by David LeMieux
I have been thinking a lot lately about how to balance short term gains against long term gains when it comes to software development. I suspect I am not the first but what I struggle with is that much of what can be accomplished in the short term is not suitable for long term growth. Focusing too much on the long term can mean you miss short term opportunities and the feedback loop takes too long. You don't want to spend too much time on something that isn't going to help you or anyone else.

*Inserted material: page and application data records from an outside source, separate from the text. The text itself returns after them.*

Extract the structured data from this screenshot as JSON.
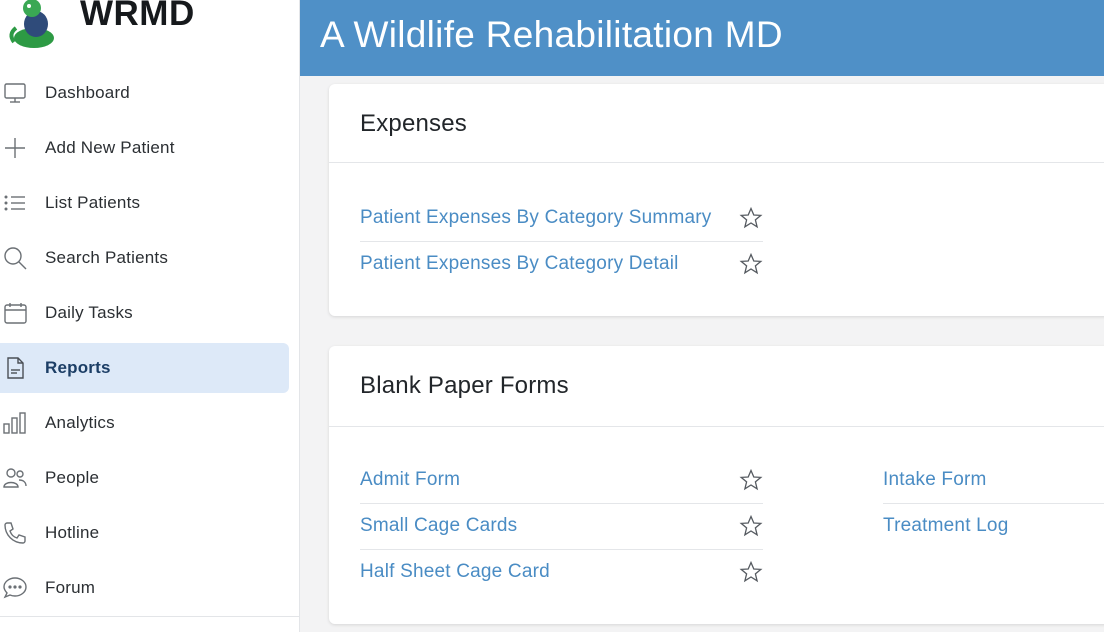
{
  "brand": {
    "name": "WRMD"
  },
  "header": {
    "title": "A Wildlife Rehabilitation MD"
  },
  "sidebar": {
    "items": [
      {
        "label": "Dashboard",
        "icon": "monitor-icon"
      },
      {
        "label": "Add New Patient",
        "icon": "plus-icon"
      },
      {
        "label": "List Patients",
        "icon": "list-icon"
      },
      {
        "label": "Search Patients",
        "icon": "search-icon"
      },
      {
        "label": "Daily Tasks",
        "icon": "calendar-icon"
      },
      {
        "label": "Reports",
        "icon": "document-icon",
        "active": true
      },
      {
        "label": "Analytics",
        "icon": "bar-chart-icon"
      },
      {
        "label": "People",
        "icon": "people-icon"
      },
      {
        "label": "Hotline",
        "icon": "phone-icon"
      },
      {
        "label": "Forum",
        "icon": "chat-bubble-icon"
      }
    ]
  },
  "expenses": {
    "title": "Expenses",
    "links": [
      {
        "label": "Patient Expenses By Category Summary"
      },
      {
        "label": "Patient Expenses By Category Detail"
      }
    ]
  },
  "forms": {
    "title": "Blank Paper Forms",
    "left_links": [
      {
        "label": "Admit Form"
      },
      {
        "label": "Small Cage Cards"
      },
      {
        "label": "Half Sheet Cage Card"
      }
    ],
    "right_links": [
      {
        "label": "Intake Form"
      },
      {
        "label": "Treatment Log"
      }
    ]
  },
  "colors": {
    "header_bg": "#4f90c7",
    "link": "#4a8cc4",
    "active_nav_bg": "#dde9f8"
  }
}
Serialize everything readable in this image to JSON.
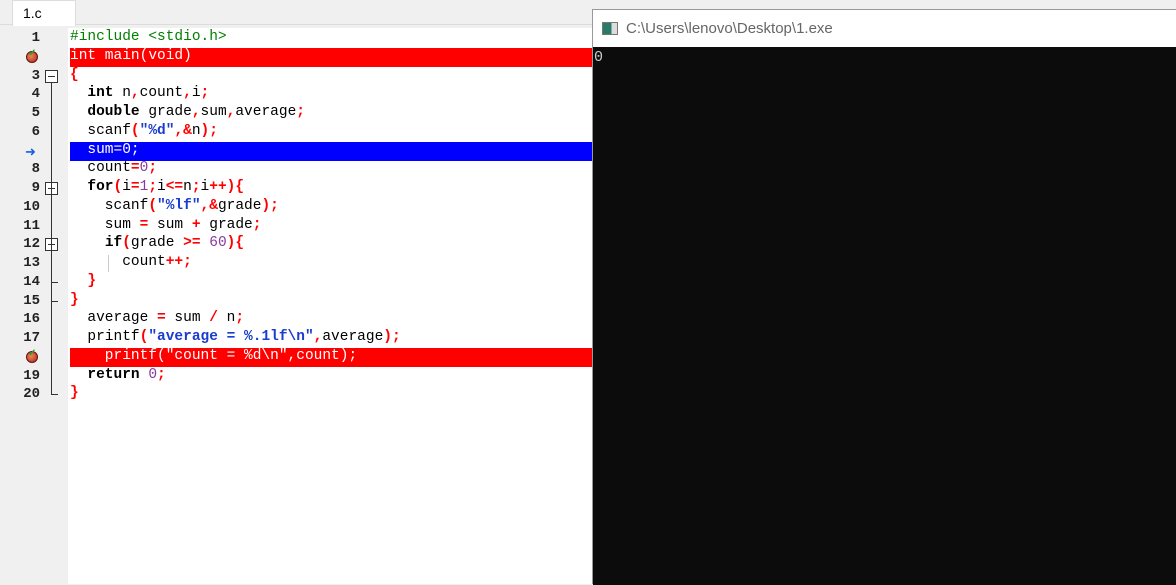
{
  "tab": {
    "label": "1.c"
  },
  "editor": {
    "lines": [
      {
        "n": "1",
        "tokens": [
          [
            "#include <stdio.h>",
            "pp"
          ]
        ]
      },
      {
        "n": "2",
        "marker": "breakpoint",
        "highlight": "red",
        "tokens": [
          [
            "int main(void)",
            "id"
          ]
        ]
      },
      {
        "n": "3",
        "fold": "open",
        "tokens": [
          [
            "{",
            "op"
          ]
        ]
      },
      {
        "n": "4",
        "tokens": [
          [
            "  ",
            ""
          ],
          [
            "int",
            "kw"
          ],
          [
            " n",
            "id"
          ],
          [
            ",",
            "op"
          ],
          [
            "count",
            "id"
          ],
          [
            ",",
            "op"
          ],
          [
            "i",
            "id"
          ],
          [
            ";",
            "op"
          ]
        ]
      },
      {
        "n": "5",
        "tokens": [
          [
            "  ",
            ""
          ],
          [
            "double",
            "kw"
          ],
          [
            " grade",
            "id"
          ],
          [
            ",",
            "op"
          ],
          [
            "sum",
            "id"
          ],
          [
            ",",
            "op"
          ],
          [
            "average",
            "id"
          ],
          [
            ";",
            "op"
          ]
        ]
      },
      {
        "n": "6",
        "tokens": [
          [
            "  scanf",
            "id"
          ],
          [
            "(",
            "op"
          ],
          [
            "\"%d\"",
            "str"
          ],
          [
            ",&",
            "op"
          ],
          [
            "n",
            "id"
          ],
          [
            ");",
            "op"
          ]
        ]
      },
      {
        "n": "7",
        "marker": "current",
        "highlight": "blue",
        "tokens": [
          [
            "  sum=0;",
            "id"
          ]
        ]
      },
      {
        "n": "8",
        "tokens": [
          [
            "  count",
            "id"
          ],
          [
            "=",
            "op"
          ],
          [
            "0",
            "num"
          ],
          [
            ";",
            "op"
          ]
        ]
      },
      {
        "n": "9",
        "fold": "open",
        "tokens": [
          [
            "  ",
            ""
          ],
          [
            "for",
            "kw"
          ],
          [
            "(",
            "op"
          ],
          [
            "i",
            "id"
          ],
          [
            "=",
            "op"
          ],
          [
            "1",
            "num"
          ],
          [
            ";",
            "op"
          ],
          [
            "i",
            "id"
          ],
          [
            "<=",
            "op"
          ],
          [
            "n",
            "id"
          ],
          [
            ";",
            "op"
          ],
          [
            "i",
            "id"
          ],
          [
            "++){",
            "op"
          ]
        ]
      },
      {
        "n": "10",
        "tokens": [
          [
            "    scanf",
            "id"
          ],
          [
            "(",
            "op"
          ],
          [
            "\"%lf\"",
            "str"
          ],
          [
            ",&",
            "op"
          ],
          [
            "grade",
            "id"
          ],
          [
            ");",
            "op"
          ]
        ]
      },
      {
        "n": "11",
        "tokens": [
          [
            "    sum ",
            "id"
          ],
          [
            "=",
            "op"
          ],
          [
            " sum ",
            "id"
          ],
          [
            "+",
            "op"
          ],
          [
            " grade",
            "id"
          ],
          [
            ";",
            "op"
          ]
        ]
      },
      {
        "n": "12",
        "fold": "open",
        "tokens": [
          [
            "    ",
            ""
          ],
          [
            "if",
            "kw"
          ],
          [
            "(",
            "op"
          ],
          [
            "grade ",
            "id"
          ],
          [
            ">=",
            "op"
          ],
          [
            " ",
            ""
          ],
          [
            "60",
            "num"
          ],
          [
            "){",
            "op"
          ]
        ]
      },
      {
        "n": "13",
        "tokens": [
          [
            "      count",
            "id"
          ],
          [
            "++;",
            "op"
          ]
        ]
      },
      {
        "n": "14",
        "fold": "end",
        "tokens": [
          [
            "  ",
            ""
          ],
          [
            "}",
            "op"
          ]
        ]
      },
      {
        "n": "15",
        "fold": "end",
        "tokens": [
          [
            "}",
            "op"
          ]
        ]
      },
      {
        "n": "16",
        "tokens": [
          [
            "  average ",
            "id"
          ],
          [
            "=",
            "op"
          ],
          [
            " sum ",
            "id"
          ],
          [
            "/",
            "op"
          ],
          [
            " n",
            "id"
          ],
          [
            ";",
            "op"
          ]
        ]
      },
      {
        "n": "17",
        "tokens": [
          [
            "  printf",
            "id"
          ],
          [
            "(",
            "op"
          ],
          [
            "\"average = %.1lf\\n\"",
            "str"
          ],
          [
            ",",
            "op"
          ],
          [
            "average",
            "id"
          ],
          [
            ");",
            "op"
          ]
        ]
      },
      {
        "n": "18",
        "marker": "breakpoint",
        "highlight": "red",
        "tokens": [
          [
            "    printf(\"count = %d\\n\",count);",
            "id"
          ]
        ]
      },
      {
        "n": "19",
        "tokens": [
          [
            "  ",
            ""
          ],
          [
            "return",
            "kw"
          ],
          [
            " ",
            ""
          ],
          [
            "0",
            "num"
          ],
          [
            ";",
            "op"
          ]
        ]
      },
      {
        "n": "20",
        "fold": "end",
        "tokens": [
          [
            "}",
            "op"
          ]
        ]
      }
    ]
  },
  "console": {
    "title": "C:\\Users\\lenovo\\Desktop\\1.exe",
    "output": "0"
  },
  "colors": {
    "breakpoint_line": "#ff0000",
    "current_line": "#0000ff",
    "console_bg": "#0c0c0c"
  }
}
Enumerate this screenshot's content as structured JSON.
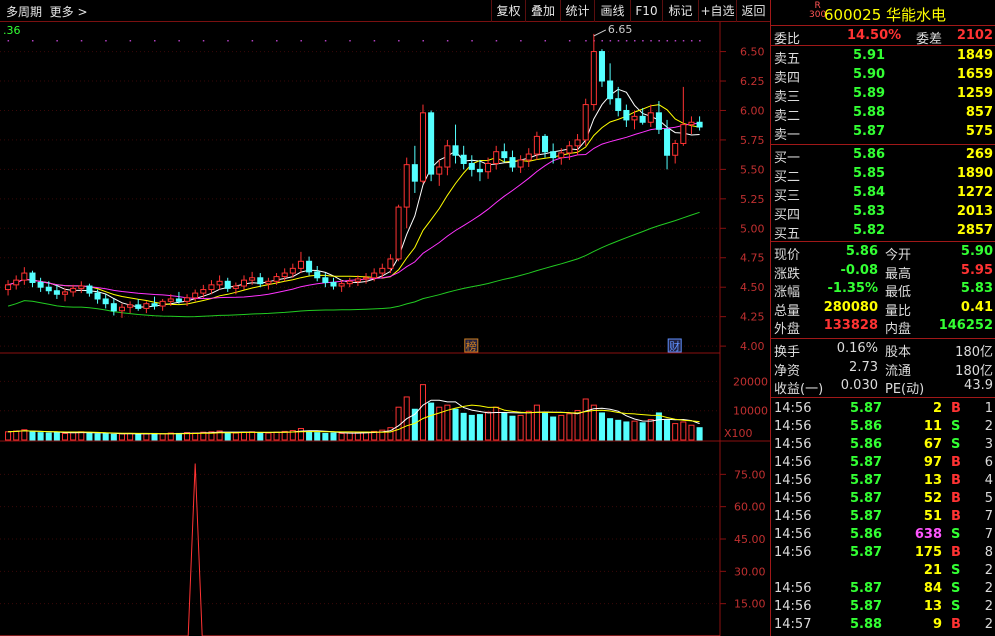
{
  "toolbar": {
    "period": "多周期",
    "more": "更多",
    "buttons": [
      "复权",
      "叠加",
      "统计",
      "画线",
      "F10",
      "标记",
      "+自选",
      "返回"
    ]
  },
  "chart": {
    "corner_value": ".36",
    "high_marker": "6.65",
    "price_axis": [
      "6.50",
      "6.25",
      "6.00",
      "5.75",
      "5.50",
      "5.25",
      "5.00",
      "4.75",
      "4.50",
      "4.25",
      "4.00"
    ],
    "event_markers": [
      {
        "label": "榜",
        "color": "#d08020"
      },
      {
        "label": "财",
        "color": "#6090ff"
      }
    ],
    "volume_axis": [
      "20000",
      "10000"
    ],
    "volume_unit": "X100",
    "indicator_axis": [
      "75.00",
      "60.00",
      "45.00",
      "30.00",
      "15.00"
    ]
  },
  "chart_data": {
    "type": "candlestick",
    "y_range": [
      3.95,
      6.7
    ],
    "ohlc": [
      [
        4.48,
        4.56,
        4.43,
        4.52
      ],
      [
        4.52,
        4.6,
        4.48,
        4.56
      ],
      [
        4.56,
        4.67,
        4.52,
        4.62
      ],
      [
        4.62,
        4.64,
        4.5,
        4.54
      ],
      [
        4.54,
        4.58,
        4.46,
        4.5
      ],
      [
        4.5,
        4.55,
        4.44,
        4.47
      ],
      [
        4.47,
        4.52,
        4.4,
        4.44
      ],
      [
        4.44,
        4.49,
        4.38,
        4.46
      ],
      [
        4.46,
        4.52,
        4.42,
        4.49
      ],
      [
        4.49,
        4.55,
        4.45,
        4.51
      ],
      [
        4.51,
        4.53,
        4.42,
        4.45
      ],
      [
        4.45,
        4.48,
        4.36,
        4.4
      ],
      [
        4.4,
        4.44,
        4.32,
        4.36
      ],
      [
        4.36,
        4.4,
        4.26,
        4.3
      ],
      [
        4.3,
        4.36,
        4.24,
        4.33
      ],
      [
        4.33,
        4.38,
        4.28,
        4.35
      ],
      [
        4.35,
        4.4,
        4.3,
        4.32
      ],
      [
        4.32,
        4.38,
        4.28,
        4.36
      ],
      [
        4.36,
        4.42,
        4.31,
        4.34
      ],
      [
        4.34,
        4.4,
        4.3,
        4.38
      ],
      [
        4.38,
        4.44,
        4.34,
        4.4
      ],
      [
        4.4,
        4.46,
        4.36,
        4.38
      ],
      [
        4.38,
        4.44,
        4.34,
        4.41
      ],
      [
        4.41,
        4.48,
        4.38,
        4.45
      ],
      [
        4.45,
        4.52,
        4.41,
        4.48
      ],
      [
        4.48,
        4.56,
        4.44,
        4.52
      ],
      [
        4.52,
        4.6,
        4.48,
        4.55
      ],
      [
        4.55,
        4.58,
        4.46,
        4.49
      ],
      [
        4.49,
        4.54,
        4.44,
        4.51
      ],
      [
        4.51,
        4.6,
        4.48,
        4.56
      ],
      [
        4.56,
        4.63,
        4.52,
        4.58
      ],
      [
        4.58,
        4.62,
        4.5,
        4.53
      ],
      [
        4.53,
        4.58,
        4.48,
        4.55
      ],
      [
        4.55,
        4.62,
        4.52,
        4.59
      ],
      [
        4.59,
        4.66,
        4.55,
        4.62
      ],
      [
        4.62,
        4.7,
        4.58,
        4.66
      ],
      [
        4.66,
        4.8,
        4.62,
        4.72
      ],
      [
        4.72,
        4.76,
        4.6,
        4.63
      ],
      [
        4.63,
        4.68,
        4.55,
        4.58
      ],
      [
        4.58,
        4.62,
        4.5,
        4.54
      ],
      [
        4.54,
        4.58,
        4.48,
        4.51
      ],
      [
        4.51,
        4.56,
        4.46,
        4.53
      ],
      [
        4.53,
        4.58,
        4.5,
        4.55
      ],
      [
        4.55,
        4.6,
        4.51,
        4.57
      ],
      [
        4.57,
        4.62,
        4.53,
        4.58
      ],
      [
        4.58,
        4.66,
        4.55,
        4.62
      ],
      [
        4.62,
        4.7,
        4.58,
        4.66
      ],
      [
        4.66,
        4.78,
        4.62,
        4.74
      ],
      [
        4.74,
        5.2,
        4.72,
        5.18
      ],
      [
        5.18,
        5.6,
        5.0,
        5.54
      ],
      [
        5.54,
        5.7,
        5.3,
        5.4
      ],
      [
        5.4,
        6.05,
        5.38,
        5.98
      ],
      [
        5.98,
        6.0,
        5.4,
        5.46
      ],
      [
        5.46,
        5.58,
        5.36,
        5.52
      ],
      [
        5.52,
        5.75,
        5.45,
        5.7
      ],
      [
        5.7,
        5.88,
        5.55,
        5.62
      ],
      [
        5.62,
        5.7,
        5.5,
        5.55
      ],
      [
        5.55,
        5.62,
        5.44,
        5.5
      ],
      [
        5.5,
        5.58,
        5.4,
        5.48
      ],
      [
        5.48,
        5.6,
        5.42,
        5.55
      ],
      [
        5.55,
        5.7,
        5.5,
        5.65
      ],
      [
        5.65,
        5.72,
        5.56,
        5.6
      ],
      [
        5.6,
        5.66,
        5.48,
        5.52
      ],
      [
        5.52,
        5.62,
        5.47,
        5.58
      ],
      [
        5.58,
        5.68,
        5.52,
        5.63
      ],
      [
        5.63,
        5.82,
        5.58,
        5.78
      ],
      [
        5.78,
        5.8,
        5.6,
        5.65
      ],
      [
        5.65,
        5.72,
        5.55,
        5.6
      ],
      [
        5.6,
        5.68,
        5.54,
        5.64
      ],
      [
        5.64,
        5.74,
        5.58,
        5.7
      ],
      [
        5.7,
        5.8,
        5.62,
        5.75
      ],
      [
        5.75,
        6.1,
        5.7,
        6.05
      ],
      [
        6.05,
        6.65,
        6.0,
        6.5
      ],
      [
        6.5,
        6.52,
        6.2,
        6.25
      ],
      [
        6.25,
        6.4,
        6.05,
        6.1
      ],
      [
        6.1,
        6.2,
        5.95,
        6.0
      ],
      [
        6.0,
        6.05,
        5.86,
        5.92
      ],
      [
        5.92,
        6.0,
        5.84,
        5.95
      ],
      [
        5.95,
        6.02,
        5.88,
        5.9
      ],
      [
        5.9,
        6.05,
        5.86,
        5.98
      ],
      [
        5.98,
        6.08,
        5.8,
        5.84
      ],
      [
        5.84,
        5.92,
        5.5,
        5.62
      ],
      [
        5.62,
        5.75,
        5.55,
        5.72
      ],
      [
        5.72,
        6.2,
        5.7,
        5.88
      ],
      [
        5.88,
        5.95,
        5.8,
        5.9
      ],
      [
        5.9,
        5.95,
        5.83,
        5.86
      ]
    ],
    "volume": [
      2,
      2.2,
      2.5,
      2,
      1.8,
      1.7,
      1.9,
      1.6,
      1.8,
      2,
      1.7,
      1.5,
      1.6,
      1.4,
      1.5,
      1.6,
      1.4,
      1.5,
      1.6,
      1.5,
      1.7,
      1.6,
      1.8,
      1.7,
      1.9,
      2,
      2.2,
      1.8,
      1.7,
      1.9,
      2,
      1.8,
      1.7,
      1.9,
      2.1,
      2.3,
      2.8,
      2.2,
      1.8,
      1.6,
      1.7,
      1.6,
      1.7,
      1.8,
      1.9,
      2.1,
      2.4,
      3,
      8,
      10.5,
      7.5,
      13.5,
      9,
      8,
      8.5,
      7.5,
      6.5,
      6,
      6.2,
      6.8,
      8,
      6.5,
      5.8,
      6,
      7,
      8.5,
      6.8,
      5.6,
      6,
      6.4,
      7.2,
      10,
      8.5,
      6.6,
      5.2,
      4.8,
      4.4,
      4.6,
      4.2,
      5,
      6.6,
      5,
      4,
      4.4,
      3.6,
      3
    ],
    "indicator_peak": {
      "index": 23,
      "value": 80
    },
    "volume_range": [
      0,
      28000
    ],
    "indicator_range": [
      0,
      90
    ]
  },
  "quote": {
    "badge_r": "R",
    "badge_300": "300",
    "code_name": "600025 华能水电",
    "weibi_label": "委比",
    "weibi_value": "14.50%",
    "weicha_label": "委差",
    "weicha_value": "2102",
    "sell": [
      {
        "label": "卖五",
        "price": "5.91",
        "vol": "1849"
      },
      {
        "label": "卖四",
        "price": "5.90",
        "vol": "1659"
      },
      {
        "label": "卖三",
        "price": "5.89",
        "vol": "1259"
      },
      {
        "label": "卖二",
        "price": "5.88",
        "vol": "857"
      },
      {
        "label": "卖一",
        "price": "5.87",
        "vol": "575"
      }
    ],
    "buy": [
      {
        "label": "买一",
        "price": "5.86",
        "vol": "269"
      },
      {
        "label": "买二",
        "price": "5.85",
        "vol": "1890"
      },
      {
        "label": "买三",
        "price": "5.84",
        "vol": "1272"
      },
      {
        "label": "买四",
        "price": "5.83",
        "vol": "2013"
      },
      {
        "label": "买五",
        "price": "5.82",
        "vol": "2857"
      }
    ],
    "stats": [
      {
        "l1": "现价",
        "v1": "5.86",
        "c1": "g",
        "l2": "今开",
        "v2": "5.90",
        "c2": "g"
      },
      {
        "l1": "涨跌",
        "v1": "-0.08",
        "c1": "g",
        "l2": "最高",
        "v2": "5.95",
        "c2": "r"
      },
      {
        "l1": "涨幅",
        "v1": "-1.35%",
        "c1": "g",
        "l2": "最低",
        "v2": "5.83",
        "c2": "g"
      },
      {
        "l1": "总量",
        "v1": "280080",
        "c1": "y",
        "l2": "量比",
        "v2": "0.41",
        "c2": "y"
      },
      {
        "l1": "外盘",
        "v1": "133828",
        "c1": "r",
        "l2": "内盘",
        "v2": "146252",
        "c2": "g"
      }
    ],
    "fundamentals": [
      {
        "l1": "换手",
        "v1": "0.16%",
        "l2": "股本",
        "v2": "180亿"
      },
      {
        "l1": "净资",
        "v1": "2.73",
        "l2": "流通",
        "v2": "180亿"
      },
      {
        "l1": "收益(一)",
        "v1": "0.030",
        "l2": "PE(动)",
        "v2": "43.9"
      }
    ],
    "ticks": [
      {
        "t": "14:56",
        "p": "5.87",
        "v": "2",
        "s": "B",
        "n": "1"
      },
      {
        "t": "14:56",
        "p": "5.86",
        "v": "11",
        "s": "S",
        "n": "2"
      },
      {
        "t": "14:56",
        "p": "5.86",
        "v": "67",
        "s": "S",
        "n": "3"
      },
      {
        "t": "14:56",
        "p": "5.87",
        "v": "97",
        "s": "B",
        "n": "6"
      },
      {
        "t": "14:56",
        "p": "5.87",
        "v": "13",
        "s": "B",
        "n": "4"
      },
      {
        "t": "14:56",
        "p": "5.87",
        "v": "52",
        "s": "B",
        "n": "5"
      },
      {
        "t": "14:56",
        "p": "5.87",
        "v": "51",
        "s": "B",
        "n": "7"
      },
      {
        "t": "14:56",
        "p": "5.86",
        "v": "638",
        "s": "S",
        "n": "7"
      },
      {
        "t": "14:56",
        "p": "5.87",
        "v": "175",
        "s": "B",
        "n": "8"
      },
      {
        "t": "",
        "p": "",
        "v": "21",
        "s": "S",
        "n": "2"
      },
      {
        "t": "14:56",
        "p": "5.87",
        "v": "84",
        "s": "S",
        "n": "2"
      },
      {
        "t": "14:56",
        "p": "5.87",
        "v": "13",
        "s": "S",
        "n": "2"
      },
      {
        "t": "14:57",
        "p": "5.88",
        "v": "9",
        "s": "B",
        "n": "2"
      }
    ]
  }
}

I do think the balance lies somewhere in that 1) It is important to understand the problem that needs to be solved in contrast to providing implementations details to any apparent problem without understanding it. 2) Setting up a good foundation, while not bullet proof, will get you a long way toward extensibility and being able to make quick wins later on. 3) Taking a tick-tock approach to short and long term goals (stability vs features, for example) allows teams to achieve both, but at the possible risk of extra context switching and thrashing.
While I am generally a fan of something akin to "agile development" I think that the idea of an Minimum Viable Product (MVP) can sometimes be detrimental if it becomes synonymous with ignoring quality along with features. In my opinion we'd all be able to make the most rock solid set of one or two features needed for a product instead of three or four buggy features.
I am also a firm believer in living within constraints. It isn't always easy and can even be humbling (saying no to a client because your product is lacking something the want can be hard to do) it can also be a catalyst for change while helping to keep things coherent in the mean time. Short term gains should follow patterns and be built on a solid foundation. Long term gains should be the rebuilding or shoring up of that foundation.